Dataset excerpts:
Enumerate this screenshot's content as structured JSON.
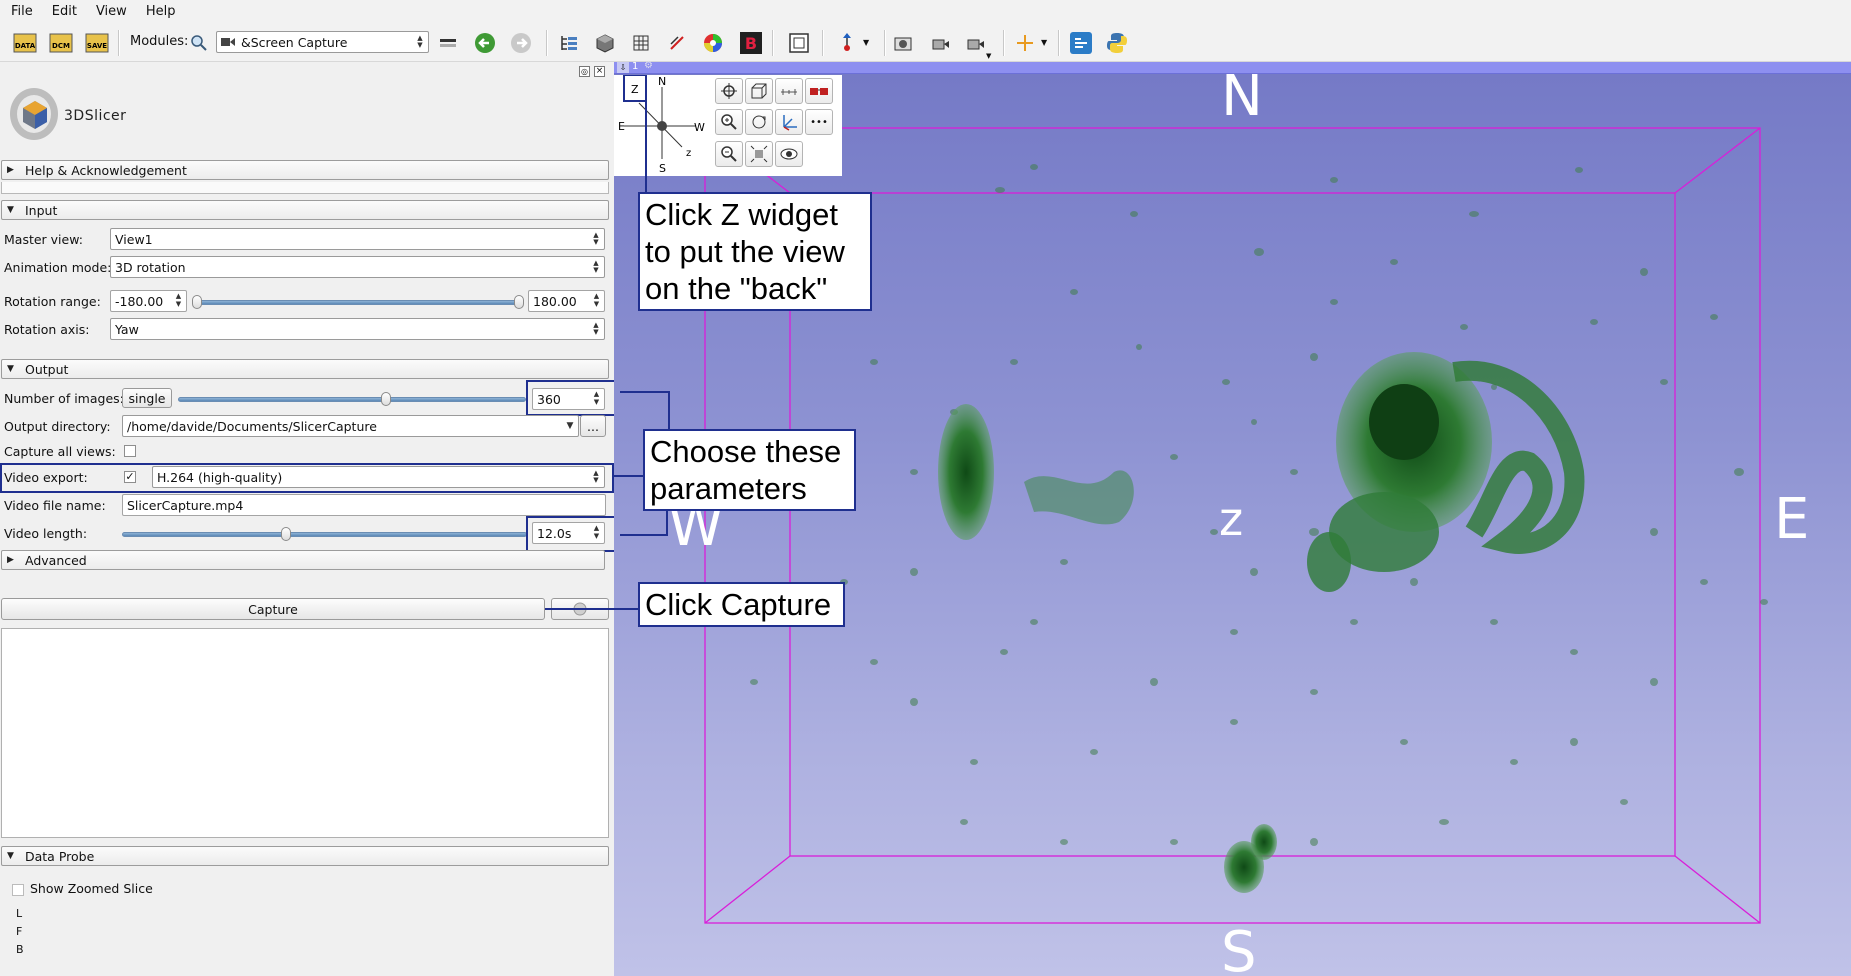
{
  "menu": [
    "File",
    "Edit",
    "View",
    "Help"
  ],
  "toolbar": {
    "data_label": "DATA",
    "dcm_label": "DCM",
    "save_label": "SAVE",
    "modules_label": "Modules:",
    "module_selected": "&Screen Capture"
  },
  "logo": {
    "text": "3DSlicer"
  },
  "sections": {
    "help": "Help & Acknowledgement",
    "input": "Input",
    "output": "Output",
    "advanced": "Advanced",
    "data_probe": "Data Probe"
  },
  "input": {
    "master_view_label": "Master view:",
    "master_view_value": "View1",
    "animation_mode_label": "Animation mode:",
    "animation_mode_value": "3D rotation",
    "rotation_range_label": "Rotation range:",
    "rotation_min": "-180.00",
    "rotation_max": "180.00",
    "rotation_axis_label": "Rotation axis:",
    "rotation_axis_value": "Yaw"
  },
  "output": {
    "num_images_label": "Number of images:",
    "single_button": "single",
    "num_images_value": "360",
    "output_dir_label": "Output directory:",
    "output_dir_value": "/home/davide/Documents/SlicerCapture",
    "browse_button": "...",
    "capture_all_label": "Capture all views:",
    "video_export_label": "Video export:",
    "video_export_checked": true,
    "video_format": "H.264 (high-quality)",
    "video_file_label": "Video file name:",
    "video_file_value": "SlicerCapture.mp4",
    "video_length_label": "Video length:",
    "video_length_value": "12.0s"
  },
  "capture_button": "Capture",
  "data_probe": {
    "show_zoomed_label": "Show Zoomed Slice",
    "lines": [
      "L",
      "F",
      "B"
    ]
  },
  "view": {
    "tab_number": "1",
    "orientation": {
      "top": "N",
      "bottom": "S",
      "left": "W",
      "right": "E",
      "center": "z"
    },
    "compass": {
      "z": "Z",
      "n": "N",
      "s": "S",
      "e": "E",
      "w": "W",
      "zlow": "z"
    }
  },
  "callouts": {
    "z_widget": "Click Z widget to put the view on the \"back\"",
    "params": "Choose these parameters",
    "capture": "Click Capture"
  },
  "colors": {
    "highlight": "#1f2f8f",
    "bbox": "#d91ed9",
    "blob": "#2e7a33",
    "view_bg_top": "#7479c6",
    "view_bg_bottom": "#c0c2e8"
  },
  "icons": [
    "search-icon",
    "screen-capture-icon",
    "back-arrow-icon",
    "forward-arrow-icon",
    "python-icon",
    "extensions-icon"
  ]
}
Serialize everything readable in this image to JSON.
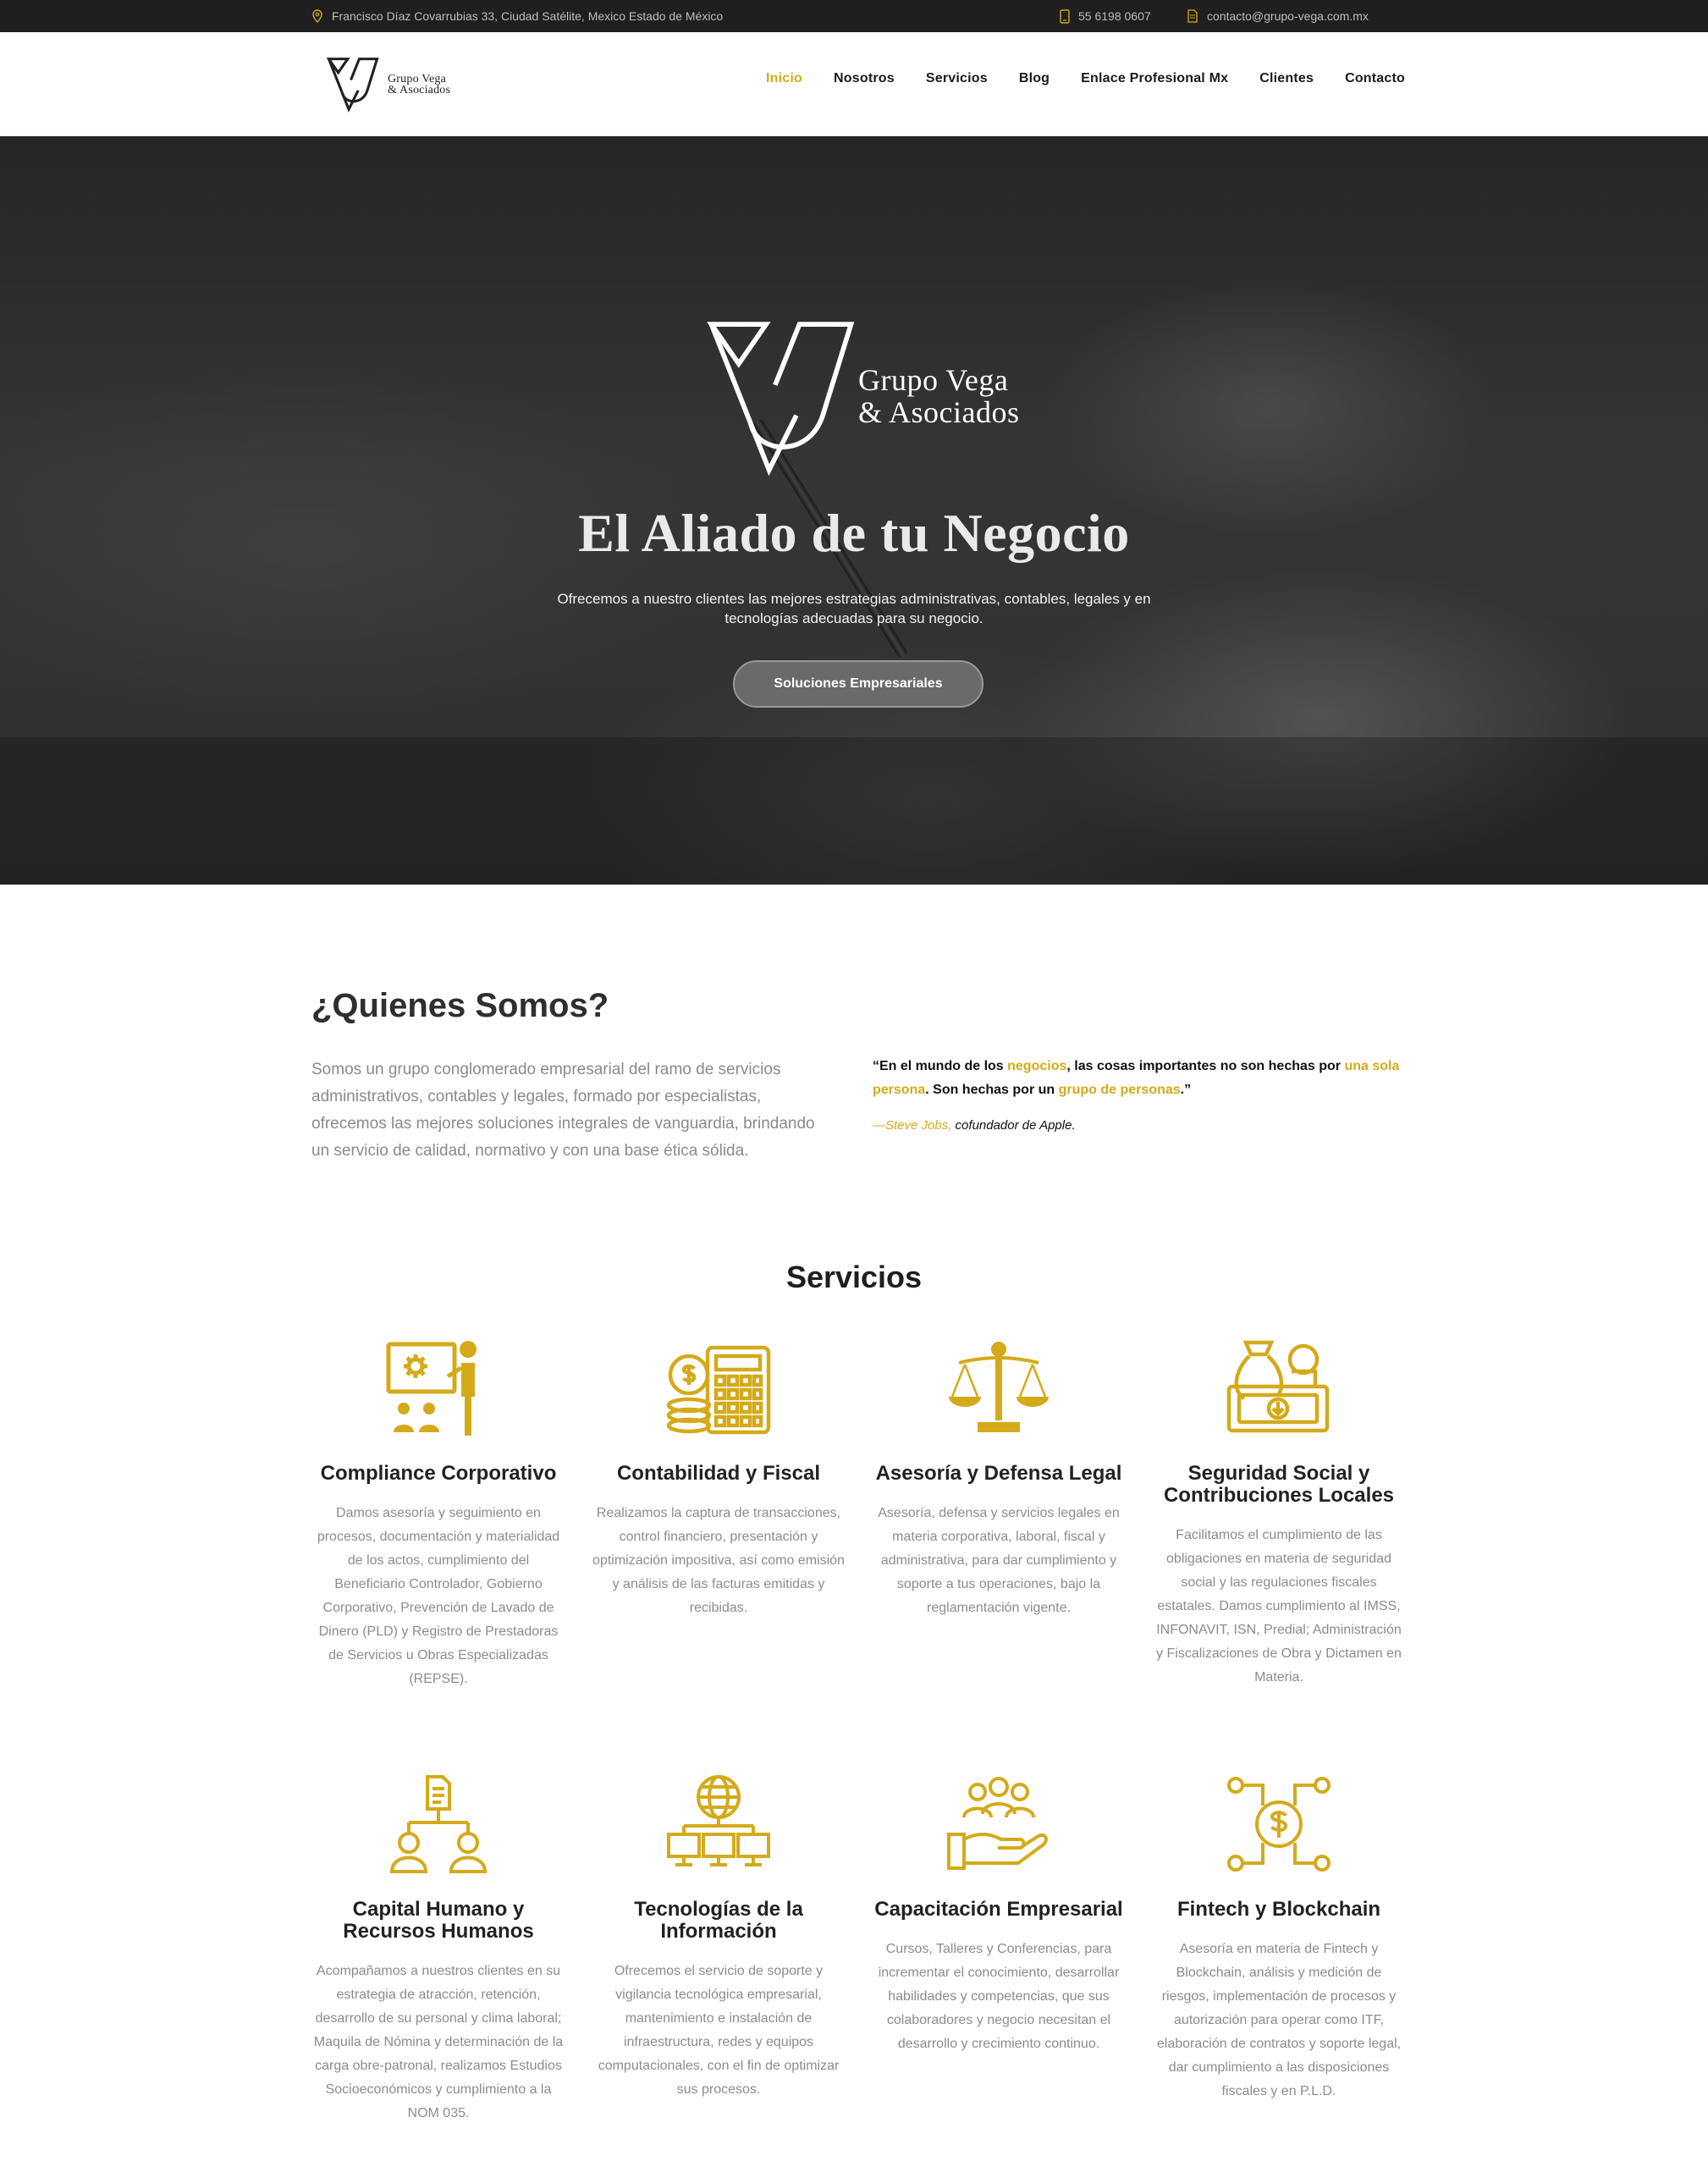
{
  "topbar": {
    "address": "Francisco Díaz Covarrubias 33, Ciudad Satélite, Mexico Estado de México",
    "phone": "55 6198 0607",
    "email": "contacto@grupo-vega.com.mx"
  },
  "brand": {
    "name_line1": "Grupo Vega",
    "name_line2": "& Asociados",
    "accent_color": "#d4aa1a"
  },
  "nav": {
    "items": [
      "Inicio",
      "Nosotros",
      "Servicios",
      "Blog",
      "Enlace Profesional Mx",
      "Clientes",
      "Contacto"
    ],
    "active": "Inicio"
  },
  "hero": {
    "title": "El Aliado de tu Negocio",
    "subtitle": "Ofrecemos a nuestro clientes las mejores estrategias administrativas, contables, legales y en tecnologías adecuadas para su negocio.",
    "cta": "Soluciones Empresariales"
  },
  "about": {
    "title": "¿Quienes Somos?",
    "text": "Somos un grupo conglomerado empresarial del ramo de servicios administrativos, contables y legales, formado por especialistas, ofrecemos las mejores soluciones integrales de vanguardia, brindando un servicio de calidad, normativo y con una base ética sólida.",
    "quote": {
      "p1": "“En el mundo de los ",
      "h1": "negocios",
      "p2": ", las cosas importantes no son hechas por ",
      "h2": "una sola persona",
      "p3": ". Son hechas por un ",
      "h3": "grupo de personas",
      "p4": ".”"
    },
    "cite": {
      "name": "—Steve Jobs,",
      "role": " cofundador de Apple."
    }
  },
  "services": {
    "title": "Servicios",
    "items": [
      {
        "icon": "presentation-icon",
        "title": "Compliance Corporativo",
        "desc": "Damos asesoría y seguimiento en procesos, documentación y materialidad de los actos, cumplimiento del Beneficiario Controlador, Gobierno Corporativo, Prevención de Lavado de Dinero (PLD) y Registro de Prestadoras de Servicios u Obras Especializadas (REPSE)."
      },
      {
        "icon": "calculator-coins-icon",
        "title": "Contabilidad y Fiscal",
        "desc": "Realizamos la captura de transacciones, control financiero, presentación y optimización impositiva, así como emisión y análisis de las facturas emitidas y recibidas."
      },
      {
        "icon": "scales-icon",
        "title": "Asesoría y Defensa Legal",
        "desc": "Asesoría, defensa y servicios legales en materia corporativa, laboral, fiscal y administrativa, para dar cumplimiento y soporte a tus operaciones, bajo la reglamentación vigente."
      },
      {
        "icon": "money-bag-icon",
        "title": "Seguridad Social y Contribuciones Locales",
        "desc": "Facilitamos el cumplimiento de las obligaciones en materia de seguridad social y las regulaciones fiscales estatales. Damos cumplimiento al IMSS, INFONAVIT, ISN, Predial; Administración y Fiscalizaciones de Obra y Dictamen en Materia."
      },
      {
        "icon": "org-chart-icon",
        "title": "Capital Humano y Recursos Humanos",
        "desc": "Acompañamos a nuestros clientes en su estrategia de atracción, retención, desarrollo de su personal y clima laboral; Maquila de Nómina y determinación de la carga obre-patronal, realizamos Estudios Socioeconómicos y cumplimiento a la NOM 035."
      },
      {
        "icon": "network-globe-icon",
        "title": "Tecnologías de la Información",
        "desc": "Ofrecemos el servicio de soporte y vigilancia tecnológica empresarial, mantenimiento e instalación de infraestructura, redes y equipos computacionales, con el fin de optimizar sus procesos."
      },
      {
        "icon": "hand-people-icon",
        "title": "Capacitación Empresarial",
        "desc": "Cursos, Talleres y Conferencias, para incrementar el conocimiento, desarrollar habilidades y competencias, que sus colaboradores y negocio necesitan el desarrollo y crecimiento continuo."
      },
      {
        "icon": "fintech-coin-icon",
        "title": "Fintech y Blockchain",
        "desc": "Asesoría en materia de Fintech y Blockchain, análisis y medición de riesgos, implementación de procesos y autorización para operar como ITF, elaboración de contratos y soporte legal, dar cumplimiento a las disposiciones fiscales y en P.L.D."
      }
    ]
  }
}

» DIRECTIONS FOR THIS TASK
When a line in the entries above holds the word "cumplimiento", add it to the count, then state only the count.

» RESPONSE
5